Start of Block

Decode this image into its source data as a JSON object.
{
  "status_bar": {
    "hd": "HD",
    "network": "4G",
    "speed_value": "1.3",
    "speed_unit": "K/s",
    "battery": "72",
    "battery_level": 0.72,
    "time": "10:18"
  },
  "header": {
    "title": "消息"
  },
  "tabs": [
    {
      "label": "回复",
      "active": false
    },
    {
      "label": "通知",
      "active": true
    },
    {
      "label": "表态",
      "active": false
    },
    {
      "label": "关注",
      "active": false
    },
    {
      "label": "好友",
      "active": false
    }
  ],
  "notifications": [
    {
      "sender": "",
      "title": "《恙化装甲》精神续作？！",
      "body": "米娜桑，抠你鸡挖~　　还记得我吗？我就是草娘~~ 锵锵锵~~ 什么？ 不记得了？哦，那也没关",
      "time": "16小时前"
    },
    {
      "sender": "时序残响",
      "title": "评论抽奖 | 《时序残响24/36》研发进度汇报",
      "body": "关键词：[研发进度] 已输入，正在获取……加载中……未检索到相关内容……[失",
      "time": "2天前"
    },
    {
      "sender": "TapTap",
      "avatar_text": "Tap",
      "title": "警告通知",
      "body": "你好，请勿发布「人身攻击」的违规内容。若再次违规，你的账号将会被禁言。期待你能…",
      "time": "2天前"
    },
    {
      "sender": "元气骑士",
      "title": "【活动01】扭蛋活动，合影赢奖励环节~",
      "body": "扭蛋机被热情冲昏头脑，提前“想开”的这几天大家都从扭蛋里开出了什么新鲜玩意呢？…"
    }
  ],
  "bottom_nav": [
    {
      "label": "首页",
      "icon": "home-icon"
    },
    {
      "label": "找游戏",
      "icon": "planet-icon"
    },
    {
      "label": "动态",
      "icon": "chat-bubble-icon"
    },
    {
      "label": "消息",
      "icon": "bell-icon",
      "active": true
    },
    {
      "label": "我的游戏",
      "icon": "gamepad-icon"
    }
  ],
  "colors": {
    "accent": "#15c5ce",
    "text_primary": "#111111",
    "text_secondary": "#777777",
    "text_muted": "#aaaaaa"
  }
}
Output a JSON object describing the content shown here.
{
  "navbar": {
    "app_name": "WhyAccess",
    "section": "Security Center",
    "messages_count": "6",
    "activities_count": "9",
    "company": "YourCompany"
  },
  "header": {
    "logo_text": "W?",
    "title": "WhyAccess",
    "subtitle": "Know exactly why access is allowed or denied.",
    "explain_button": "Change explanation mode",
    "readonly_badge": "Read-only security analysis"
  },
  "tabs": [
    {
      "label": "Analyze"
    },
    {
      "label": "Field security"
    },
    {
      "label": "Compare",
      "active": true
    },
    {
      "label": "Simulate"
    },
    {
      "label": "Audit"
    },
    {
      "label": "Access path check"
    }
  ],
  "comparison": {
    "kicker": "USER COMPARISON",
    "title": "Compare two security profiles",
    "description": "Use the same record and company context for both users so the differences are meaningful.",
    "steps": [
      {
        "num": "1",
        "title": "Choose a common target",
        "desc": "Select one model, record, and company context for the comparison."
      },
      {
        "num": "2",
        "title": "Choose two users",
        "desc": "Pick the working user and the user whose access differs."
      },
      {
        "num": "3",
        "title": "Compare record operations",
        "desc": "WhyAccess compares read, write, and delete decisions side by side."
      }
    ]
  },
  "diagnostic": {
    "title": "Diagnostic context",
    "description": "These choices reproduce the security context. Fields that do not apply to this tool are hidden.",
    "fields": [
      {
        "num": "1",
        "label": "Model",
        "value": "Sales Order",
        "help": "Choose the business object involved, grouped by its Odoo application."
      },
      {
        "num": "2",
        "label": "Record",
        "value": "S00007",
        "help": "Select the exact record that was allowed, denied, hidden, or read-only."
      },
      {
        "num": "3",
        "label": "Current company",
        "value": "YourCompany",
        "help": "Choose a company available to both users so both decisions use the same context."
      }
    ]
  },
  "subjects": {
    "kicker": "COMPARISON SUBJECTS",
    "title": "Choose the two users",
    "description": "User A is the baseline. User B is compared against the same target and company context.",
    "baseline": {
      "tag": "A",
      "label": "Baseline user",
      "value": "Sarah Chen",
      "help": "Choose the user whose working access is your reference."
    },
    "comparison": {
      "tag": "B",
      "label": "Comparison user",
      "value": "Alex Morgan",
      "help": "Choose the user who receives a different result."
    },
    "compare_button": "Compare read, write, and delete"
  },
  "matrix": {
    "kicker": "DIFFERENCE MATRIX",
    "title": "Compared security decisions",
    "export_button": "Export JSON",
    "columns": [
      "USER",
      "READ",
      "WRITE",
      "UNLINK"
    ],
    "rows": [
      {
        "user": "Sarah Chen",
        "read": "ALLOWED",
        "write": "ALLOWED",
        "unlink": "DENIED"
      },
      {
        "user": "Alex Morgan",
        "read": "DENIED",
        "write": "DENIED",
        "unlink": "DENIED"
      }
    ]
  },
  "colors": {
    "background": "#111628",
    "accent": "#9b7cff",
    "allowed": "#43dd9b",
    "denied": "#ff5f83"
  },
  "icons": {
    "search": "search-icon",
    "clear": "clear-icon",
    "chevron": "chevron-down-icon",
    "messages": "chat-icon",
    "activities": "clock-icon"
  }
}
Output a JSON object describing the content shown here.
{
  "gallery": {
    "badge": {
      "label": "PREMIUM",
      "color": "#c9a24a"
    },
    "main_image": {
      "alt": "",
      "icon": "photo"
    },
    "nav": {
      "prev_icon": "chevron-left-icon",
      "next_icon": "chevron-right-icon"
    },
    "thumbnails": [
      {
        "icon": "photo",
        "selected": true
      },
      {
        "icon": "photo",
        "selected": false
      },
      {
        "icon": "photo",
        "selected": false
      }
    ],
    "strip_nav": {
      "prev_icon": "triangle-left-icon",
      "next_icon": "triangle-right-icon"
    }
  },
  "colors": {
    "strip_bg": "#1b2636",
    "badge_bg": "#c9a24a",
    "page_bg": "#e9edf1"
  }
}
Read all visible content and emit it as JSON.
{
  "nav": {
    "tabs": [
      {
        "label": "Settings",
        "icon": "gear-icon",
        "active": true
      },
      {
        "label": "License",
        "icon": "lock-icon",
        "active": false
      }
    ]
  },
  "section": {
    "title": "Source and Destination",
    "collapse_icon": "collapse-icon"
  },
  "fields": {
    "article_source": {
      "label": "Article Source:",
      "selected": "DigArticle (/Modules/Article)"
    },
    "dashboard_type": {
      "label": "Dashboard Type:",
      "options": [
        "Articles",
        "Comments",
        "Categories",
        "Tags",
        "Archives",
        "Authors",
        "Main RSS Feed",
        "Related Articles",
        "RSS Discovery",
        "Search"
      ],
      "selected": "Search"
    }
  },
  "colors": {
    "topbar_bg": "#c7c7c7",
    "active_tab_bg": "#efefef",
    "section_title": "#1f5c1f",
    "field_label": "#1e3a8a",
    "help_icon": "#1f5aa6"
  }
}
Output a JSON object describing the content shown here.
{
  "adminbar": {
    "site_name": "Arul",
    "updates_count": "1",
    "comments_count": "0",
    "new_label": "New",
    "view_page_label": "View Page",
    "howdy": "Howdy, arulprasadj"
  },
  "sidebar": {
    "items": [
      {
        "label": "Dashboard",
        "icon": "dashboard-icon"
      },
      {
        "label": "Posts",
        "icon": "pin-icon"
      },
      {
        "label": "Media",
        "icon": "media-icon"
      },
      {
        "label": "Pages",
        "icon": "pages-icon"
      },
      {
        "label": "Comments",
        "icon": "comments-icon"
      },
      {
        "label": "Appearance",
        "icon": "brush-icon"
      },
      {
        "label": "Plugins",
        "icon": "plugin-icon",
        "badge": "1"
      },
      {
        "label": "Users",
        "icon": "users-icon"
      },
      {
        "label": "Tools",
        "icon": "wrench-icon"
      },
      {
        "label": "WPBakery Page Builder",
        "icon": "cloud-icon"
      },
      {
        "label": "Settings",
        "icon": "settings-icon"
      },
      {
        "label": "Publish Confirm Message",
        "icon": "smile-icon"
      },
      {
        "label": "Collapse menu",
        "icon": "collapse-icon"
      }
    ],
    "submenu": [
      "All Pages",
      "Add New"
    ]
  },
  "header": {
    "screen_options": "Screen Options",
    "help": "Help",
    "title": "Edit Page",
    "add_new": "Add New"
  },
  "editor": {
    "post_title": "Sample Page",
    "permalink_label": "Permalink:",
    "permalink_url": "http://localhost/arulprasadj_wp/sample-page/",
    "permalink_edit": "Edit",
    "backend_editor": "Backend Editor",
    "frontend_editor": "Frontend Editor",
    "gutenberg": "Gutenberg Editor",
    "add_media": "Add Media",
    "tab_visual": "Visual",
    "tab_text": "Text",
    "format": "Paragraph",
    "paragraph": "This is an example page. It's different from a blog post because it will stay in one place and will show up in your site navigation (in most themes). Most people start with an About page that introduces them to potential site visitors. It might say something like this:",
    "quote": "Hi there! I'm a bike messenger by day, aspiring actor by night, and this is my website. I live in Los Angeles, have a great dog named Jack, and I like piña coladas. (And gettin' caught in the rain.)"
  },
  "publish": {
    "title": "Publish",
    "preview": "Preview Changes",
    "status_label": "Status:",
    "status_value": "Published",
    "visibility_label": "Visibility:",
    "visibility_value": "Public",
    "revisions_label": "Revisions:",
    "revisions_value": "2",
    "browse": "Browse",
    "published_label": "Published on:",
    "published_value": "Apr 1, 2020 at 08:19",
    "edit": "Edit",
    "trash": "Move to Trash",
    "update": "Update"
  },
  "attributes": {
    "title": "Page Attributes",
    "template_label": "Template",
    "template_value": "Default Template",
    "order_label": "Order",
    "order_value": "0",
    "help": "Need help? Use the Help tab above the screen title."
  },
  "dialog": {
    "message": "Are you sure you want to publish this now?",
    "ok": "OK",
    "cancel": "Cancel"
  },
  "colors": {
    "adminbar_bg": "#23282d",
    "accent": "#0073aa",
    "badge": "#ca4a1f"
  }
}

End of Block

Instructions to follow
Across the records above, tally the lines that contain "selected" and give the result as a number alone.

Written solution
5